#### [WHAT YOU HAVE TO DO]
Line by line, please look for the word "duration" in the following records, then copy each line you find it in.
○ ○ ○ ○ ○ ○ ○
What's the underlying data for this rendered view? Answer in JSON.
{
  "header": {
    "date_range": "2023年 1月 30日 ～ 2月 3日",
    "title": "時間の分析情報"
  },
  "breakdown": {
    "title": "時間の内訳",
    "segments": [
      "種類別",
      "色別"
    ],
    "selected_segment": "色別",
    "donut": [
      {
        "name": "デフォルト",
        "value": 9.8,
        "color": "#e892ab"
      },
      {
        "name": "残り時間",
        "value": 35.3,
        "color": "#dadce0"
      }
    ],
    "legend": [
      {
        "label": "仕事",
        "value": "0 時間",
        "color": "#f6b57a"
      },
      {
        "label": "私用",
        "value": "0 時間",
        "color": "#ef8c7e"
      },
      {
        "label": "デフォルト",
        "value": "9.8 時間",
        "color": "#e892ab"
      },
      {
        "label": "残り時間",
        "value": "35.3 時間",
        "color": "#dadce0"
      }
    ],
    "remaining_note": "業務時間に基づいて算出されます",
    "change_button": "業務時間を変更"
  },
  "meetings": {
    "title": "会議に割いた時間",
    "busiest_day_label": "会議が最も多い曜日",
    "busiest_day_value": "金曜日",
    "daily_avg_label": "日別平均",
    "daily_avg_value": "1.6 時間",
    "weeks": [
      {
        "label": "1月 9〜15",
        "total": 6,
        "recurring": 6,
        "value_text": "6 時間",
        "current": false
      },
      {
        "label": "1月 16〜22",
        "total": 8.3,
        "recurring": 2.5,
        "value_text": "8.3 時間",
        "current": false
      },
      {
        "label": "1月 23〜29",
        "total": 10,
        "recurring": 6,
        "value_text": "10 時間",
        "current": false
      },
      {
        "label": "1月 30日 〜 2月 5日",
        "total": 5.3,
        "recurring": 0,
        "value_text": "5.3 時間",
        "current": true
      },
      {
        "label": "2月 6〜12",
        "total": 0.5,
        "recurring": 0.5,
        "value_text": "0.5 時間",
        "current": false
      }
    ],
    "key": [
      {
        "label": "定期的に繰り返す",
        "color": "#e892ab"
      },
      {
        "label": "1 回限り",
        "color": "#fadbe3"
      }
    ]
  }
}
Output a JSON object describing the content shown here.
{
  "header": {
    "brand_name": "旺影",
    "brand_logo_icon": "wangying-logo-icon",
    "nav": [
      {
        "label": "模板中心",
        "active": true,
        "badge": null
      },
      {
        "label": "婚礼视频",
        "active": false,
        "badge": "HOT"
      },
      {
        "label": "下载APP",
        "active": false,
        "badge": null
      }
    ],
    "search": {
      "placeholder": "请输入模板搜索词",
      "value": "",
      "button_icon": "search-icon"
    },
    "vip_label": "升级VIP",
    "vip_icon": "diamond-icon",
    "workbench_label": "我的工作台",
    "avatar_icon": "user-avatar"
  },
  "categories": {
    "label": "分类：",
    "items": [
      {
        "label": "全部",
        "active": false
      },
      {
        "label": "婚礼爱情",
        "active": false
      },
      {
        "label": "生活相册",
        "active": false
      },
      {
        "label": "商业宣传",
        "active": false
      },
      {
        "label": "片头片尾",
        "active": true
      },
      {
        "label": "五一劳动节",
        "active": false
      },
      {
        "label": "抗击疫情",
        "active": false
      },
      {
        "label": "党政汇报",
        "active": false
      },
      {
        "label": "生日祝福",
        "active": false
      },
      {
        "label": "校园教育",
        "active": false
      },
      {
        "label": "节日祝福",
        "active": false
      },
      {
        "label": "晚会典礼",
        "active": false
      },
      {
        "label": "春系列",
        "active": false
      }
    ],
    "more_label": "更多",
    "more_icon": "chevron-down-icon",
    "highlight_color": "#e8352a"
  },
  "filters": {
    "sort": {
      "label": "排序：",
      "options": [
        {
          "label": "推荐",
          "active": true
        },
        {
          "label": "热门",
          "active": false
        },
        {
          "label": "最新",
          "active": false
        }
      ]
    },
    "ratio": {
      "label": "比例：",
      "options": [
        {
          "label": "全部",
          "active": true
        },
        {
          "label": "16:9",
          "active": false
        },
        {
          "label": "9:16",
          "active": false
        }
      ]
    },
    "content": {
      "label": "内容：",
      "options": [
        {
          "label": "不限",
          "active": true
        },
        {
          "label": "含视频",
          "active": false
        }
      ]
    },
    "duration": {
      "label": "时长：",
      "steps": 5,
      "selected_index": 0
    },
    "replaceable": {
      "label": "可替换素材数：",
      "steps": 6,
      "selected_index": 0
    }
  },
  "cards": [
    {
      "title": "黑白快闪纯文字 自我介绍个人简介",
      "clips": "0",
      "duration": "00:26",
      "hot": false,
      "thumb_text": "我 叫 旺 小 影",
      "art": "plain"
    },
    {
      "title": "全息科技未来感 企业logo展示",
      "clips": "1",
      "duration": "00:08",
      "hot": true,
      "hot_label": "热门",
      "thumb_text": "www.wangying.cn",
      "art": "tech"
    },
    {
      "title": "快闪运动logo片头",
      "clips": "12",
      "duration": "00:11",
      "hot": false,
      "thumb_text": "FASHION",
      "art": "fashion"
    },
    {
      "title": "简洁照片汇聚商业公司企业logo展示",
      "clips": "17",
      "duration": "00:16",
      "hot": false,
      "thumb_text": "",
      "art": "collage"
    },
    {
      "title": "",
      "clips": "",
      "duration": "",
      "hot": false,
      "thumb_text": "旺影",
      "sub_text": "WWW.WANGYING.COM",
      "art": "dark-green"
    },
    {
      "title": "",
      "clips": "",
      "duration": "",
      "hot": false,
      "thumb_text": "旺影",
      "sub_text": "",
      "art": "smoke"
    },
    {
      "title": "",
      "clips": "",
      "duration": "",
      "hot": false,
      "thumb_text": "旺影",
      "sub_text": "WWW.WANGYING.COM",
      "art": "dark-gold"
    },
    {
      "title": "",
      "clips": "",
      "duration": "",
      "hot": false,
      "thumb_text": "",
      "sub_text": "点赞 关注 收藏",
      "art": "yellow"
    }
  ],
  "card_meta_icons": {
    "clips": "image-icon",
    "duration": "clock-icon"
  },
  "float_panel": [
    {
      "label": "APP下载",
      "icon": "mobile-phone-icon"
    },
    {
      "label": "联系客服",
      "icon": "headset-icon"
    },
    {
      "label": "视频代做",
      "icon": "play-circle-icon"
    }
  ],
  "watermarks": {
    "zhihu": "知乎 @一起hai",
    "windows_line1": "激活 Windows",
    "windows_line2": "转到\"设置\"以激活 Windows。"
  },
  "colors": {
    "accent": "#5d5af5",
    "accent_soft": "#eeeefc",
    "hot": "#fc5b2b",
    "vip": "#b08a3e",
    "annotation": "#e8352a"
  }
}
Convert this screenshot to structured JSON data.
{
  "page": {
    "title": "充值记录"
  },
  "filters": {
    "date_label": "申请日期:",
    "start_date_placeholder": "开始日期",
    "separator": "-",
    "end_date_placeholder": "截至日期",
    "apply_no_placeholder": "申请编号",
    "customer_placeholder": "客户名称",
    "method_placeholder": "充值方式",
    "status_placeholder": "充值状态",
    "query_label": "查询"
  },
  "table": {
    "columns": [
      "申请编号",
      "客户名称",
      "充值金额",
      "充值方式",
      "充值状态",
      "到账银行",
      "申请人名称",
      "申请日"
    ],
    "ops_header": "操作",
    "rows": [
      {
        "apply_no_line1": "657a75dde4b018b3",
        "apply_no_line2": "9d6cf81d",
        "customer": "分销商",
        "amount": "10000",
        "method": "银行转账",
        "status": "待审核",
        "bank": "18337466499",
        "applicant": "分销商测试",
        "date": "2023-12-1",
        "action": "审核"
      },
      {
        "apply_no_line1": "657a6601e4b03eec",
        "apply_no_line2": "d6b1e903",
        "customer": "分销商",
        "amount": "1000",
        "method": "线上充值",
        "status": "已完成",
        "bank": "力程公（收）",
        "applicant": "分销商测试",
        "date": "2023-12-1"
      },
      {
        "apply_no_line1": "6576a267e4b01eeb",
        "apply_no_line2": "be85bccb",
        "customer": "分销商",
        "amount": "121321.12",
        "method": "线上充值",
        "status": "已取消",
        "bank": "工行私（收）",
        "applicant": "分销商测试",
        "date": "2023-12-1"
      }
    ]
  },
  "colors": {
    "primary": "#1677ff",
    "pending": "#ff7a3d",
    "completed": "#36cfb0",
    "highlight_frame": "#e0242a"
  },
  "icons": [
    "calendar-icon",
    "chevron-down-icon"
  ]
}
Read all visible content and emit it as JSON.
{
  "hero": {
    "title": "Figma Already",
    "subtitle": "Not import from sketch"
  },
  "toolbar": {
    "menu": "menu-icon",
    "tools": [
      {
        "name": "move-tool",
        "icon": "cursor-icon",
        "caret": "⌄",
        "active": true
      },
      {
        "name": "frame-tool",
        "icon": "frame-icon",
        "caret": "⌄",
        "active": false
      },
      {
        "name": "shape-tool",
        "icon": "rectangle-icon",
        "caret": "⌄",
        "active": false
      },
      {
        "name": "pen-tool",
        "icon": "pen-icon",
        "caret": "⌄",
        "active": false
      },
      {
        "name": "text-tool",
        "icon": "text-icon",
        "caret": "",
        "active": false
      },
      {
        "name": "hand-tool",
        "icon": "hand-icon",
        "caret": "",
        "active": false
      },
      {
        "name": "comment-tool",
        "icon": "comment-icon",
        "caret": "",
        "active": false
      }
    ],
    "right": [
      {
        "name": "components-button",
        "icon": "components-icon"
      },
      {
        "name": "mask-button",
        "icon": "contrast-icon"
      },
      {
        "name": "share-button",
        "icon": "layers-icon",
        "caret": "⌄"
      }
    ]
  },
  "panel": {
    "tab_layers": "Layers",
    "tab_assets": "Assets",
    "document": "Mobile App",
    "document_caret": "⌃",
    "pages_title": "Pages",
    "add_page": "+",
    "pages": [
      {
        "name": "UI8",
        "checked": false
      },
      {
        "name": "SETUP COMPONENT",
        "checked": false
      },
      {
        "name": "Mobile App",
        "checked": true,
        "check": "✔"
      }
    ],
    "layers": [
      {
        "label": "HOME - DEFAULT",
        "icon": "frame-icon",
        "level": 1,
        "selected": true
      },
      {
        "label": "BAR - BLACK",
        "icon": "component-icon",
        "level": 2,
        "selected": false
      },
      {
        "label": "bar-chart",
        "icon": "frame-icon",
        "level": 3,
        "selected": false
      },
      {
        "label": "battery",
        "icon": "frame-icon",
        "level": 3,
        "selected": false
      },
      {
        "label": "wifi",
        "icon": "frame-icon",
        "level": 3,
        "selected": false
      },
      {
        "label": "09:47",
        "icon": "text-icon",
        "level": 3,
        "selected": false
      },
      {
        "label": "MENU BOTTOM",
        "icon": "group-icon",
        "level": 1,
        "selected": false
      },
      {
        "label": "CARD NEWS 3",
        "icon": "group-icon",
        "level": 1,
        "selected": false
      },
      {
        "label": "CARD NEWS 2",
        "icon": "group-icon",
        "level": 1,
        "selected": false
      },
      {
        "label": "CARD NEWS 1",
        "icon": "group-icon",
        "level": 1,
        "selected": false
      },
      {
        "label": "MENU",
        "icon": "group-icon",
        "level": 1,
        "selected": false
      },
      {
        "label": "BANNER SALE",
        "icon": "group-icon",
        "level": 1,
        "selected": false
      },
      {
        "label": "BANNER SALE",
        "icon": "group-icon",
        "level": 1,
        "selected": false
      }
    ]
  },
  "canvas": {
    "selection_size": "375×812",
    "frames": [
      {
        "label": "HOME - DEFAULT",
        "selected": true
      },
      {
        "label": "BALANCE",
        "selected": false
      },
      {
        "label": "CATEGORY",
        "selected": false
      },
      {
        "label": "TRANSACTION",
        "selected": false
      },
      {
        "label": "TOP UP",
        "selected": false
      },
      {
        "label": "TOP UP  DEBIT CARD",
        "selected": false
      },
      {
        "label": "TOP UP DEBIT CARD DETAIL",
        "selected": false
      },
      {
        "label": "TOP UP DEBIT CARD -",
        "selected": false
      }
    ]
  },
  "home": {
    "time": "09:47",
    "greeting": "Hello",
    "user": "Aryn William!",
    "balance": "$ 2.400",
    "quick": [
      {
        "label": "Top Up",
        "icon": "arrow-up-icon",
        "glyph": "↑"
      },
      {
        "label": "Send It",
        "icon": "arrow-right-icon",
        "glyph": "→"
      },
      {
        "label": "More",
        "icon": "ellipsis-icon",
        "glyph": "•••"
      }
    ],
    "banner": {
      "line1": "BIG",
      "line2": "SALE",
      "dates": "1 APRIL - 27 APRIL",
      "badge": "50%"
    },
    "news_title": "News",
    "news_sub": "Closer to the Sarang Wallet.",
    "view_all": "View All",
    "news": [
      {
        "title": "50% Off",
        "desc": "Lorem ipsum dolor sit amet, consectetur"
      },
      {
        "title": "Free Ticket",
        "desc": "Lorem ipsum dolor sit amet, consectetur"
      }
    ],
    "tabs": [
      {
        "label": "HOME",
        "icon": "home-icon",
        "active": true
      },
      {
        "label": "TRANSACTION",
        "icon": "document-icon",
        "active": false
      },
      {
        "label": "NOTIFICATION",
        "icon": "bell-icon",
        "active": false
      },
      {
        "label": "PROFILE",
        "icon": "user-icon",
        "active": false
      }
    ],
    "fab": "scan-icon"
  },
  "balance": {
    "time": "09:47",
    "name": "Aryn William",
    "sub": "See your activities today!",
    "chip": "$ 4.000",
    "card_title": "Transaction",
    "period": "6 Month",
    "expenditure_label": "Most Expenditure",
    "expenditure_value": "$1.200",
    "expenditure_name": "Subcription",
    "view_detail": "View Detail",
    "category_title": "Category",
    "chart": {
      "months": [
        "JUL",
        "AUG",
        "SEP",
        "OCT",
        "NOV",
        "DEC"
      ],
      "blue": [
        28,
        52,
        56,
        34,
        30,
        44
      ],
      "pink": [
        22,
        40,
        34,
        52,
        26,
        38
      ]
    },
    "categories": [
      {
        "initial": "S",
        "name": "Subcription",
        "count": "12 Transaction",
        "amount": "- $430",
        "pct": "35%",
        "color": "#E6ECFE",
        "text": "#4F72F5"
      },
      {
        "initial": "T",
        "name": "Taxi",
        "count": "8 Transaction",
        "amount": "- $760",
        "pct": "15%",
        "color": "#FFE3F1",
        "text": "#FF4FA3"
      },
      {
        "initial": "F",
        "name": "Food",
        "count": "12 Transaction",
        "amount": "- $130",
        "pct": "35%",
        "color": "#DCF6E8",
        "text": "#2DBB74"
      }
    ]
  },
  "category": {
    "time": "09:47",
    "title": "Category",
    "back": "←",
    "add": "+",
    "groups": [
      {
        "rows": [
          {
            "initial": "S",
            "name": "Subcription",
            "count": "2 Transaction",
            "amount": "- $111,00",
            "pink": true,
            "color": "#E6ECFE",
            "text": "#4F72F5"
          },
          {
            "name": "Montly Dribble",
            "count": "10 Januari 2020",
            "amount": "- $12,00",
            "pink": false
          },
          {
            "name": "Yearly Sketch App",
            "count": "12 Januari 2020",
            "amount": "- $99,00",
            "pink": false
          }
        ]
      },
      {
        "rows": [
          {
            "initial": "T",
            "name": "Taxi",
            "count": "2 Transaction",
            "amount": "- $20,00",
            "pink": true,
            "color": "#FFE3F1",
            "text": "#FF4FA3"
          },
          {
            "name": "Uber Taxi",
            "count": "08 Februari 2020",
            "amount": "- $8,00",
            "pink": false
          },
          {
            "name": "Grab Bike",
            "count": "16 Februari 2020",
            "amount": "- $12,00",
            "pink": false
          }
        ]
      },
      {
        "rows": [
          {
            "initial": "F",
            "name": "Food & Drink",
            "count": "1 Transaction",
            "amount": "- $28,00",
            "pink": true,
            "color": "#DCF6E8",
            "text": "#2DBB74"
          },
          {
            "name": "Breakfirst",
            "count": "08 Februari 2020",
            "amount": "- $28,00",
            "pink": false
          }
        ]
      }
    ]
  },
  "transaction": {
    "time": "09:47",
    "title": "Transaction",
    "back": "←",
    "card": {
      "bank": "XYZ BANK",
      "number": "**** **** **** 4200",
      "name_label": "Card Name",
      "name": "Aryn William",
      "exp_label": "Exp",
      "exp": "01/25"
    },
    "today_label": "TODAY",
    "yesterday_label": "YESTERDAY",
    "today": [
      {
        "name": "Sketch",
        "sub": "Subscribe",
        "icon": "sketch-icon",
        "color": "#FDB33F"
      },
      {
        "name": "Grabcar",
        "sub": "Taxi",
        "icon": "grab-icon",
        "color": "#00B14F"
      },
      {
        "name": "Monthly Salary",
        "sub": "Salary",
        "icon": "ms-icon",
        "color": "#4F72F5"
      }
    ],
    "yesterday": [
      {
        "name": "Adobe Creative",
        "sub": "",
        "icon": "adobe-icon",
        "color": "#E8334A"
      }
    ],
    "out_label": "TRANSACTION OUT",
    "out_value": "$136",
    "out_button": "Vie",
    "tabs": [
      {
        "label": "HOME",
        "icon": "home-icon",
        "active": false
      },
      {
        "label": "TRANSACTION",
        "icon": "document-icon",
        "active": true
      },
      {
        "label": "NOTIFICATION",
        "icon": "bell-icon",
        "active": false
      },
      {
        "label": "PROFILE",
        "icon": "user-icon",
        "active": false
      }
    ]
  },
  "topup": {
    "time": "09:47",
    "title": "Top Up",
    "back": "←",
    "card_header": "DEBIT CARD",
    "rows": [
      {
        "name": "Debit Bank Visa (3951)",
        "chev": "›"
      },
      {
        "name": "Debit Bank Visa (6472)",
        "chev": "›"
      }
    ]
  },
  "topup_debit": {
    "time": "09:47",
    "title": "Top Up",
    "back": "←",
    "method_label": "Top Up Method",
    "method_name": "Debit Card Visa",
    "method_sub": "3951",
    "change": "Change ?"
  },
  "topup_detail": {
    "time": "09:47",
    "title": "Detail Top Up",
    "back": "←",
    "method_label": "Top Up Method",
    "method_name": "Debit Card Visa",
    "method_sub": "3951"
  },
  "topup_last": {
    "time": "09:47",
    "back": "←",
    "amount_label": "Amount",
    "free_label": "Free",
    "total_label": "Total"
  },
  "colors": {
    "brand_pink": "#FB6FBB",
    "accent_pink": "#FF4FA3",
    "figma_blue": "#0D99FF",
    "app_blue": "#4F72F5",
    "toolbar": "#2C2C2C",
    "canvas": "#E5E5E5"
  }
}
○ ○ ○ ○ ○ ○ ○
#### [EXERCISE ANSWER]
    "duration": {
      "duration": "00:26",
      "duration": "00:08",
      "duration": "00:11",
      "duration": "00:16",
      "duration": "",
      "duration": "",
      "duration": "",
      "duration": "",
    "duration": "clock-icon"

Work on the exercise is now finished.